INSTRUCTIONS TO FOLLOW
How many lines in these records hold the string "JSON"? State only that number.

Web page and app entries
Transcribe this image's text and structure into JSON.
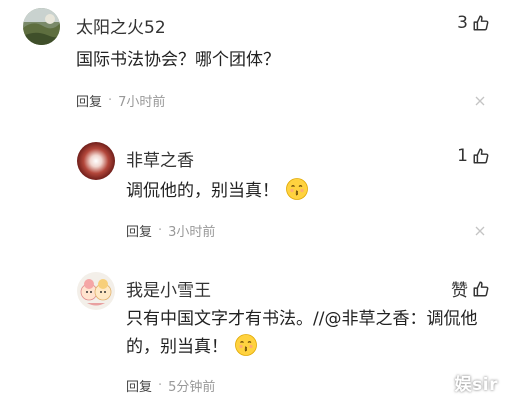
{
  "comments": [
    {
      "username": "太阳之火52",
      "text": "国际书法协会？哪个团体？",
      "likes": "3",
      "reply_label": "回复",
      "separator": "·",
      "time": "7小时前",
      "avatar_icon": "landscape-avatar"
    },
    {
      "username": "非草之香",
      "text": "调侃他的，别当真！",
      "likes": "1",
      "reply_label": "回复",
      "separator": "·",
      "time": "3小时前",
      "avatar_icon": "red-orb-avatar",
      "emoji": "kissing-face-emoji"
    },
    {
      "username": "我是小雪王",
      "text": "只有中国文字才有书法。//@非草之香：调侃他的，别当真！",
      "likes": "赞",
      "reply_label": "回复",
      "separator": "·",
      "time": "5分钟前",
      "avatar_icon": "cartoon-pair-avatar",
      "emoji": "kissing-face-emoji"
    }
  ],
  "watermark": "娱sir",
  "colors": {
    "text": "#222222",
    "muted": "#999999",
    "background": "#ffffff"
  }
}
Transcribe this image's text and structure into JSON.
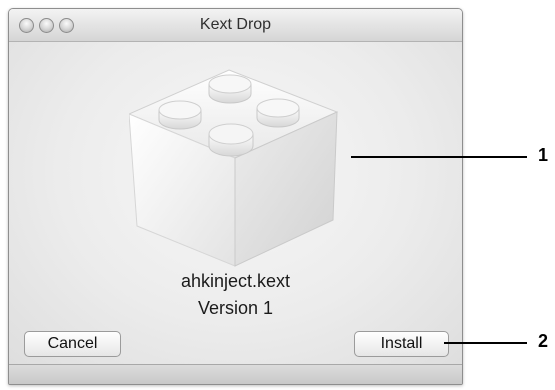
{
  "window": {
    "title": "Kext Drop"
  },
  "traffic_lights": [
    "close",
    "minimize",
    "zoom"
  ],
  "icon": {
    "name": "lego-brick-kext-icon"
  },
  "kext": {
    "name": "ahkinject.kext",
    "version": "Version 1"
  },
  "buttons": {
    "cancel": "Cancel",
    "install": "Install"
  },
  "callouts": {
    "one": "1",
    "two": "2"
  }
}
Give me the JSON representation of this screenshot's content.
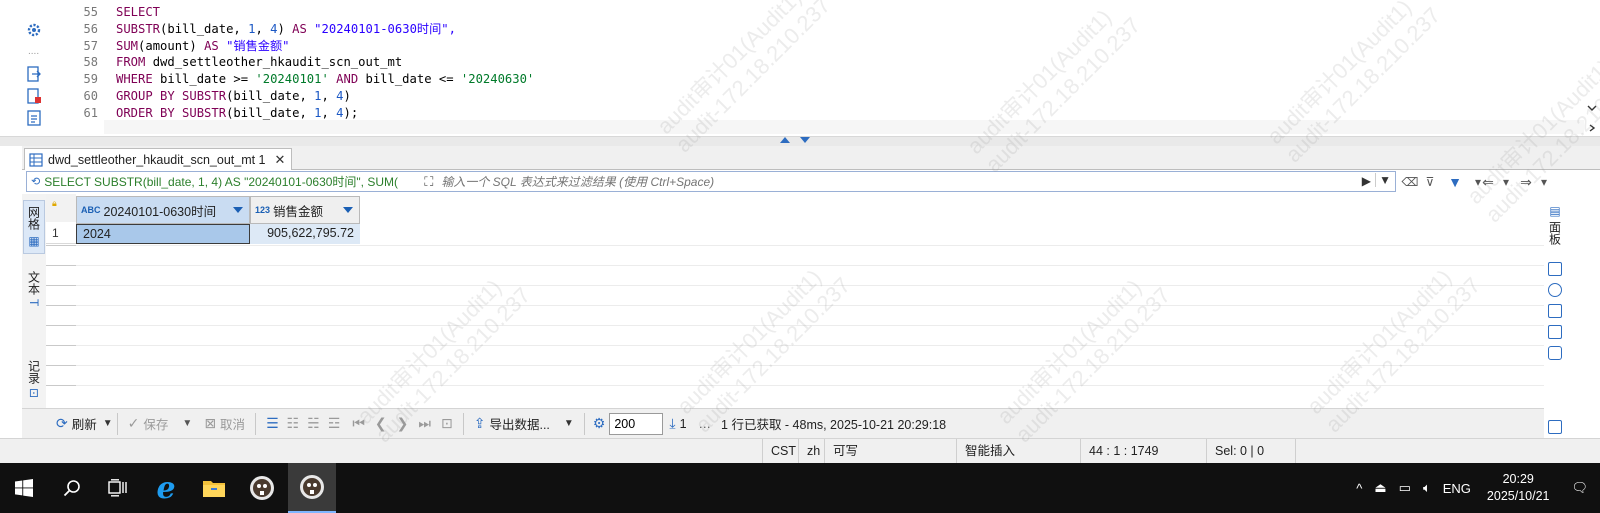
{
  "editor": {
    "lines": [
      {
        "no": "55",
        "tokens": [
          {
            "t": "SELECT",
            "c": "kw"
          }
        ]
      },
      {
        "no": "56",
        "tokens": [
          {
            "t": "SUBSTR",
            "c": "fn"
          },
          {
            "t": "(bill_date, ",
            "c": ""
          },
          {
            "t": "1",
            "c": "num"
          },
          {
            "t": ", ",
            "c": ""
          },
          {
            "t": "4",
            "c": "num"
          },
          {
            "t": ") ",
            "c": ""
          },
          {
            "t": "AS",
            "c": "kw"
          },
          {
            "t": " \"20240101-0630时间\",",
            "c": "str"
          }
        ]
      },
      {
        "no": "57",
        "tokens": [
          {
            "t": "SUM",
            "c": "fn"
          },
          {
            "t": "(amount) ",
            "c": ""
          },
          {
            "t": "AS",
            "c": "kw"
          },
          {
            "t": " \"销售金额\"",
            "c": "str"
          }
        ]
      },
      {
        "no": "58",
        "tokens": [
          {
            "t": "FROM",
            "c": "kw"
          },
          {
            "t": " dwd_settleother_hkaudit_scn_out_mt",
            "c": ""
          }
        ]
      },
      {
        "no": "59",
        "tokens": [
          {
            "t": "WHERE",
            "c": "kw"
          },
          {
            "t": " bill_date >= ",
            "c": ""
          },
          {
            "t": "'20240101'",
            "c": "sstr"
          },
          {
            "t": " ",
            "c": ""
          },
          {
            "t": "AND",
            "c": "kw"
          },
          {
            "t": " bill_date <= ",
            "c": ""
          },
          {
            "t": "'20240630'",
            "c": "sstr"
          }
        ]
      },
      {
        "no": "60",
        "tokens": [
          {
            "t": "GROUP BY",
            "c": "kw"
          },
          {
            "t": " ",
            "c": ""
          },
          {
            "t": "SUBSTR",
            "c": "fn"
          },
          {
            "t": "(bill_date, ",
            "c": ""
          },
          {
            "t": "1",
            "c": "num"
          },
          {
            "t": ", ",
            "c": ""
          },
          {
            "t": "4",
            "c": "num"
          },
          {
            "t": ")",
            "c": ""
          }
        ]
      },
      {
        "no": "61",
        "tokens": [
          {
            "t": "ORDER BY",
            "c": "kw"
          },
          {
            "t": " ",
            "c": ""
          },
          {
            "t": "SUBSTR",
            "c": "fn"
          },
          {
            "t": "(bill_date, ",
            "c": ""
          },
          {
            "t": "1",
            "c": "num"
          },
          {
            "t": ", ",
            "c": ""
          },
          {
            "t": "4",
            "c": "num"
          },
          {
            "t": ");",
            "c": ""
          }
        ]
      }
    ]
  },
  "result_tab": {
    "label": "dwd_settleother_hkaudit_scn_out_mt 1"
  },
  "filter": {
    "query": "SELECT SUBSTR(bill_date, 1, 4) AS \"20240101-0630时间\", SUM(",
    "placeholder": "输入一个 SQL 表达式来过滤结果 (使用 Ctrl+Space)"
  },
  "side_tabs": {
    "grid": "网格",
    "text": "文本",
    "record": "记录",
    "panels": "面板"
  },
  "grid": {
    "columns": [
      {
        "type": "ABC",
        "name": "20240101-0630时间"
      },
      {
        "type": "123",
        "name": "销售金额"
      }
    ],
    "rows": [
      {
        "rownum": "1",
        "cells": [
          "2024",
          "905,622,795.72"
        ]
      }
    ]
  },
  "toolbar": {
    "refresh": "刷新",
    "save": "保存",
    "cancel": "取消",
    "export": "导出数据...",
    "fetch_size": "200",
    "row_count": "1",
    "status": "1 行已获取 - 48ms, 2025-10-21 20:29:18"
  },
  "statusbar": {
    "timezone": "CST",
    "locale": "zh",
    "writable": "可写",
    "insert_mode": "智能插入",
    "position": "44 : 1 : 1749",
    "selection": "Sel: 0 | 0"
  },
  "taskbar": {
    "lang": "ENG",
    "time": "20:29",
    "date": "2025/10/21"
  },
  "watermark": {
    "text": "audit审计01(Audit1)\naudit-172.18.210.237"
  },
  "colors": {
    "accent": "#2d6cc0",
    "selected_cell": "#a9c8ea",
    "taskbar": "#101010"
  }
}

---

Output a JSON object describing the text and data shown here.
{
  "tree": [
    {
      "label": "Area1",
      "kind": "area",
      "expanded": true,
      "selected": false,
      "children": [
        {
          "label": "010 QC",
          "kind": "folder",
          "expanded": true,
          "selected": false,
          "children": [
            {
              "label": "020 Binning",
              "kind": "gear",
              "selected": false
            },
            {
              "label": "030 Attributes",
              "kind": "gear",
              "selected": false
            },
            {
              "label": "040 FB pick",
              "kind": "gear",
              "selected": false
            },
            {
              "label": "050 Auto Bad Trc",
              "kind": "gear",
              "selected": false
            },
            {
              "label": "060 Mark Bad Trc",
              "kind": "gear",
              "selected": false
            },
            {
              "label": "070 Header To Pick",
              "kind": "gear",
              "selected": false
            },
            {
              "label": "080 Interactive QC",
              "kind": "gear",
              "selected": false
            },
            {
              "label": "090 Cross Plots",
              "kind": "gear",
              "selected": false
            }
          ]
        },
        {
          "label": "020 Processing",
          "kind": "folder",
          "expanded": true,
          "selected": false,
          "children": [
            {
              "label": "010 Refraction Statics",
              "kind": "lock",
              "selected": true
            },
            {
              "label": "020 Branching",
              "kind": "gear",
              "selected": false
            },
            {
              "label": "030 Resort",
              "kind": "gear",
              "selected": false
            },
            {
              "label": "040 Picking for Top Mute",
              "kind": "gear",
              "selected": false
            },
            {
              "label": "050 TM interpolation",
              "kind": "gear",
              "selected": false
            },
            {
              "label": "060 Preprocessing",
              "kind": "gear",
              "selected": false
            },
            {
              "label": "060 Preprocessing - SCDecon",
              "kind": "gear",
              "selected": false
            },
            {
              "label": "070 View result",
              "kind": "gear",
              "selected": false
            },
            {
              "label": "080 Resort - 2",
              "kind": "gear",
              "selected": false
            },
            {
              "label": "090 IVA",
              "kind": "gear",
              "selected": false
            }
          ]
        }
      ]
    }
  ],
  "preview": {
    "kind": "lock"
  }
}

RESULT FOR THIS TASK
4